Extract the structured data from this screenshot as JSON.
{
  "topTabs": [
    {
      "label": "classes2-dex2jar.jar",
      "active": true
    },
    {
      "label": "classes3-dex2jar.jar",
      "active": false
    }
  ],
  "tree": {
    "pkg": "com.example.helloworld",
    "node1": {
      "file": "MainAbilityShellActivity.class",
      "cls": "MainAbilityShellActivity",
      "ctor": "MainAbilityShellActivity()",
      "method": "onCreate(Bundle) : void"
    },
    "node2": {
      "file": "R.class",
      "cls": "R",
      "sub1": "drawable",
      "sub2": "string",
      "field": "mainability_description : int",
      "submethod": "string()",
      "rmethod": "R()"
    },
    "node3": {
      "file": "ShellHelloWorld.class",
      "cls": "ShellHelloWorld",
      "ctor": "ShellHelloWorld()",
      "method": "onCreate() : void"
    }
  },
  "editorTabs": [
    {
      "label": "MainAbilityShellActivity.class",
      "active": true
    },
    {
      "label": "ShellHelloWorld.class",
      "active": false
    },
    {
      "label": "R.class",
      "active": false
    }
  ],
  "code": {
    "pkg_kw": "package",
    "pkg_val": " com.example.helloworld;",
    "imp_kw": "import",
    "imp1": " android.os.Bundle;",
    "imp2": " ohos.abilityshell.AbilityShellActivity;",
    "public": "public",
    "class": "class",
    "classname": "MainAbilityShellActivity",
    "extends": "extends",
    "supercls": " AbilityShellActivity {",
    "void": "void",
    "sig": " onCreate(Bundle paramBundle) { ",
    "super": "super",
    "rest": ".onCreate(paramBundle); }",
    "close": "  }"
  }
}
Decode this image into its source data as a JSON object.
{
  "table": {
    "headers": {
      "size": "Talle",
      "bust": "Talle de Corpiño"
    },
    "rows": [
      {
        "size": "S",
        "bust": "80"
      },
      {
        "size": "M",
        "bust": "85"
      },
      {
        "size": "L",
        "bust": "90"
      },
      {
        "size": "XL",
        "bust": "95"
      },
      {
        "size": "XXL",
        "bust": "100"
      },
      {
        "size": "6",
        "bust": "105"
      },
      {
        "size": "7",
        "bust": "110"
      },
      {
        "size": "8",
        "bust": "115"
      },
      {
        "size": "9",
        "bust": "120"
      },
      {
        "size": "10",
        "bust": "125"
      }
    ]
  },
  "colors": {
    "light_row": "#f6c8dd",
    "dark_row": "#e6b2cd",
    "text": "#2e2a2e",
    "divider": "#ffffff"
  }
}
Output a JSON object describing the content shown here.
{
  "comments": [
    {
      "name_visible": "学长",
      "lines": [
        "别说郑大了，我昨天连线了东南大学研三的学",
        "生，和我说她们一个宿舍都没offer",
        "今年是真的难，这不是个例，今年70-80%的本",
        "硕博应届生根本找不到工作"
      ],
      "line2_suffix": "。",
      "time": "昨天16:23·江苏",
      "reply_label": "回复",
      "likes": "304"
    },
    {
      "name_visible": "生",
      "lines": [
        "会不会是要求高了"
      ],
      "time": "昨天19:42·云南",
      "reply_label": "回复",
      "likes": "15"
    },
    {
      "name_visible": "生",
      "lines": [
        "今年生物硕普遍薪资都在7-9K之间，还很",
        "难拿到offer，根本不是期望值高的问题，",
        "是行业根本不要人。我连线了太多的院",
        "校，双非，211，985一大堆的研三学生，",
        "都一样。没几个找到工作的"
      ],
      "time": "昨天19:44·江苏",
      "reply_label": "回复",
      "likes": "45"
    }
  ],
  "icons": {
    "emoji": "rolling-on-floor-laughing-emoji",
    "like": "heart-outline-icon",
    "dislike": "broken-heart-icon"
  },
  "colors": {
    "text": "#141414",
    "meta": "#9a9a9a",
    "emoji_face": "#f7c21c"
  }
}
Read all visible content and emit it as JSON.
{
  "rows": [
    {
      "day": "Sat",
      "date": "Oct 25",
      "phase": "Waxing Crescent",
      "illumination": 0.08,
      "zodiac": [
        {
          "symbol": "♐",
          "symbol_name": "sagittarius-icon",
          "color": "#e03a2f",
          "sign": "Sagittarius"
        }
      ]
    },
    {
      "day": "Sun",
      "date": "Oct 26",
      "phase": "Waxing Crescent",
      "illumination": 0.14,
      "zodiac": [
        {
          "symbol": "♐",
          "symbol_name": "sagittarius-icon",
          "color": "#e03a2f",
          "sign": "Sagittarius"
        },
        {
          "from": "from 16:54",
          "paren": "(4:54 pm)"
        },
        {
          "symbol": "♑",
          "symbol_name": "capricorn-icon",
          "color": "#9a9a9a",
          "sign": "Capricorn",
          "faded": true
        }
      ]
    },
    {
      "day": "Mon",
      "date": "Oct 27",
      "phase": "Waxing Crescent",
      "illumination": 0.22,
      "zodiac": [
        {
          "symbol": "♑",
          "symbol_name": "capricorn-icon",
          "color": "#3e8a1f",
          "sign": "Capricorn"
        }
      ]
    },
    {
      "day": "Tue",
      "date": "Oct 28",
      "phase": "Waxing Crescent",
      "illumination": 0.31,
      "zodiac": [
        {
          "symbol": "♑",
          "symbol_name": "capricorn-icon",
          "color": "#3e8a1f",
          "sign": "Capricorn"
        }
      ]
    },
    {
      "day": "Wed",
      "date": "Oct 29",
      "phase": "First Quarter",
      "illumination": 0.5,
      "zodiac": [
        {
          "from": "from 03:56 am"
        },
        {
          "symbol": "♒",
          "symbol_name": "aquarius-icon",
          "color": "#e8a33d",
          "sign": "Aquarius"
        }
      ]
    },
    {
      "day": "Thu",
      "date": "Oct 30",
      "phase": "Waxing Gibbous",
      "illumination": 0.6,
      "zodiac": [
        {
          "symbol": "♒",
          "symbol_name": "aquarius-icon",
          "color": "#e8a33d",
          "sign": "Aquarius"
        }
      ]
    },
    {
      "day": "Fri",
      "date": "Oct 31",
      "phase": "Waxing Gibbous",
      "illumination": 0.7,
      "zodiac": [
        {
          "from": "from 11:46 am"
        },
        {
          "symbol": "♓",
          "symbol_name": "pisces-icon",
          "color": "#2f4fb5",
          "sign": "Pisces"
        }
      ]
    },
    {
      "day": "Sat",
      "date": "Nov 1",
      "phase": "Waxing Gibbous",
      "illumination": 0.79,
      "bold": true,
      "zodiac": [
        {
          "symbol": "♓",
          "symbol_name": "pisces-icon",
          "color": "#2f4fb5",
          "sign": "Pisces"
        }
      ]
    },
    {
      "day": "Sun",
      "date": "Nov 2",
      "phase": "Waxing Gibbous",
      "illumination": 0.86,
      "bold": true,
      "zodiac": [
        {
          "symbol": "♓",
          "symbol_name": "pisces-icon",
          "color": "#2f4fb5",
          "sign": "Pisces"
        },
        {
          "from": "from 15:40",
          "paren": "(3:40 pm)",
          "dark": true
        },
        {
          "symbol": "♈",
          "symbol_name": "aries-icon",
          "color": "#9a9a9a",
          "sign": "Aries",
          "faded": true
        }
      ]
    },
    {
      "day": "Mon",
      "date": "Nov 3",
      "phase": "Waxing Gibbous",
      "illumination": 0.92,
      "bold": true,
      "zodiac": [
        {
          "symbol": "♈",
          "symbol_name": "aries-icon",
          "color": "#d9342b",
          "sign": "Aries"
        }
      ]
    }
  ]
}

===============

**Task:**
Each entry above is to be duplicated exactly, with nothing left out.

**Task output:**
Extract the structured data from this screenshot as JSON.
{
  "topTabs": [
    {
      "label": "classes2-dex2jar.jar",
      "active": true
    },
    {
      "label": "classes3-dex2jar.jar",
      "active": false
    }
  ],
  "tree": {
    "pkg": "com.example.helloworld",
    "node1": {
      "file": "MainAbilityShellActivity.class",
      "cls": "MainAbilityShellActivity",
      "ctor": "MainAbilityShellActivity()",
      "method": "onCreate(Bundle) : void"
    },
    "node2": {
      "file": "R.class",
      "cls": "R",
      "sub1": "drawable",
      "sub2": "string",
      "field": "mainability_description : int",
      "submethod": "string()",
      "rmethod": "R()"
    },
    "node3": {
      "file": "ShellHelloWorld.class",
      "cls": "ShellHelloWorld",
      "ctor": "ShellHelloWorld()",
      "method": "onCreate() : void"
    }
  },
  "editorTabs": [
    {
      "label": "MainAbilityShellActivity.class",
      "active": true
    },
    {
      "label": "ShellHelloWorld.class",
      "active": false
    },
    {
      "label": "R.class",
      "active": false
    }
  ],
  "code": {
    "pkg_kw": "package",
    "pkg_val": " com.example.helloworld;",
    "imp_kw": "import",
    "imp1": " android.os.Bundle;",
    "imp2": " ohos.abilityshell.AbilityShellActivity;",
    "public": "public",
    "class": "class",
    "classname": "MainAbilityShellActivity",
    "extends": "extends",
    "supercls": " AbilityShellActivity {",
    "void": "void",
    "sig": " onCreate(Bundle paramBundle) { ",
    "super": "super",
    "rest": ".onCreate(paramBundle); }",
    "close": "  }"
  }
}
Decode this image into its source data as a JSON object.
{
  "table": {
    "headers": {
      "size": "Talle",
      "bust": "Talle de Corpiño"
    },
    "rows": [
      {
        "size": "S",
        "bust": "80"
      },
      {
        "size": "M",
        "bust": "85"
      },
      {
        "size": "L",
        "bust": "90"
      },
      {
        "size": "XL",
        "bust": "95"
      },
      {
        "size": "XXL",
        "bust": "100"
      },
      {
        "size": "6",
        "bust": "105"
      },
      {
        "size": "7",
        "bust": "110"
      },
      {
        "size": "8",
        "bust": "115"
      },
      {
        "size": "9",
        "bust": "120"
      },
      {
        "size": "10",
        "bust": "125"
      }
    ]
  },
  "colors": {
    "light_row": "#f6c8dd",
    "dark_row": "#e6b2cd",
    "text": "#2e2a2e",
    "divider": "#ffffff"
  }
}
Output a JSON object describing the content shown here.
{
  "comments": [
    {
      "name_visible": "学长",
      "lines": [
        "别说郑大了，我昨天连线了东南大学研三的学",
        "生，和我说她们一个宿舍都没offer",
        "今年是真的难，这不是个例，今年70-80%的本",
        "硕博应届生根本找不到工作"
      ],
      "line2_suffix": "。",
      "time": "昨天16:23·江苏",
      "reply_label": "回复",
      "likes": "304"
    },
    {
      "name_visible": "生",
      "lines": [
        "会不会是要求高了"
      ],
      "time": "昨天19:42·云南",
      "reply_label": "回复",
      "likes": "15"
    },
    {
      "name_visible": "生",
      "lines": [
        "今年生物硕普遍薪资都在7-9K之间，还很",
        "难拿到offer，根本不是期望值高的问题，",
        "是行业根本不要人。我连线了太多的院",
        "校，双非，211，985一大堆的研三学生，",
        "都一样。没几个找到工作的"
      ],
      "time": "昨天19:44·江苏",
      "reply_label": "回复",
      "likes": "45"
    }
  ],
  "icons": {
    "emoji": "rolling-on-floor-laughing-emoji",
    "like": "heart-outline-icon",
    "dislike": "broken-heart-icon"
  },
  "colors": {
    "text": "#141414",
    "meta": "#9a9a9a",
    "emoji_face": "#f7c21c"
  }
}
Read all visible content and emit it as JSON.
{
  "rows": [
    {
      "day": "Sat",
      "date": "Oct 25",
      "phase": "Waxing Crescent",
      "illumination": 0.08,
      "zodiac": [
        {
          "symbol": "♐",
          "symbol_name": "sagittarius-icon",
          "color": "#e03a2f",
          "sign": "Sagittarius"
        }
      ]
    },
    {
      "day": "Sun",
      "date": "Oct 26",
      "phase": "Waxing Crescent",
      "illumination": 0.14,
      "zodiac": [
        {
          "symbol": "♐",
          "symbol_name": "sagittarius-icon",
          "color": "#e03a2f",
          "sign": "Sagittarius"
        },
        {
          "from": "from 16:54",
          "paren": "(4:54 pm)"
        },
        {
          "symbol": "♑",
          "symbol_name": "capricorn-icon",
          "color": "#9a9a9a",
          "sign": "Capricorn",
          "faded": true
        }
      ]
    },
    {
      "day": "Mon",
      "date": "Oct 27",
      "phase": "Waxing Crescent",
      "illumination": 0.22,
      "zodiac": [
        {
          "symbol": "♑",
          "symbol_name": "capricorn-icon",
          "color": "#3e8a1f",
          "sign": "Capricorn"
        }
      ]
    },
    {
      "day": "Tue",
      "date": "Oct 28",
      "phase": "Waxing Crescent",
      "illumination": 0.31,
      "zodiac": [
        {
          "symbol": "♑",
          "symbol_name": "capricorn-icon",
          "color": "#3e8a1f",
          "sign": "Capricorn"
        }
      ]
    },
    {
      "day": "Wed",
      "date": "Oct 29",
      "phase": "First Quarter",
      "illumination": 0.5,
      "zodiac": [
        {
          "from": "from 03:56 am"
        },
        {
          "symbol": "♒",
          "symbol_name": "aquarius-icon",
          "color": "#e8a33d",
          "sign": "Aquarius"
        }
      ]
    },
    {
      "day": "Thu",
      "date": "Oct 30",
      "phase": "Waxing Gibbous",
      "illumination": 0.6,
      "zodiac": [
        {
          "symbol": "♒",
          "symbol_name": "aquarius-icon",
          "color": "#e8a33d",
          "sign": "Aquarius"
        }
      ]
    },
    {
      "day": "Fri",
      "date": "Oct 31",
      "phase": "Waxing Gibbous",
      "illumination": 0.7,
      "zodiac": [
        {
          "from": "from 11:46 am"
        },
        {
          "symbol": "♓",
          "symbol_name": "pisces-icon",
          "color": "#2f4fb5",
          "sign": "Pisces"
        }
      ]
    },
    {
      "day": "Sat",
      "date": "Nov 1",
      "phase": "Waxing Gibbous",
      "illumination": 0.79,
      "bold": true,
      "zodiac": [
        {
          "symbol": "♓",
          "symbol_name": "pisces-icon",
          "color": "#2f4fb5",
          "sign": "Pisces"
        }
      ]
    },
    {
      "day": "Sun",
      "date": "Nov 2",
      "phase": "Waxing Gibbous",
      "illumination": 0.86,
      "bold": true,
      "zodiac": [
        {
          "symbol": "♓",
          "symbol_name": "pisces-icon",
          "color": "#2f4fb5",
          "sign": "Pisces"
        },
        {
          "from": "from 15:40",
          "paren": "(3:40 pm)",
          "dark": true
        },
        {
          "symbol": "♈",
          "symbol_name": "aries-icon",
          "color": "#9a9a9a",
          "sign": "Aries",
          "faded": true
        }
      ]
    },
    {
      "day": "Mon",
      "date": "Nov 3",
      "phase": "Waxing Gibbous",
      "illumination": 0.92,
      "bold": true,
      "zodiac": [
        {
          "symbol": "♈",
          "symbol_name": "aries-icon",
          "color": "#d9342b",
          "sign": "Aries"
        }
      ]
    }
  ]
}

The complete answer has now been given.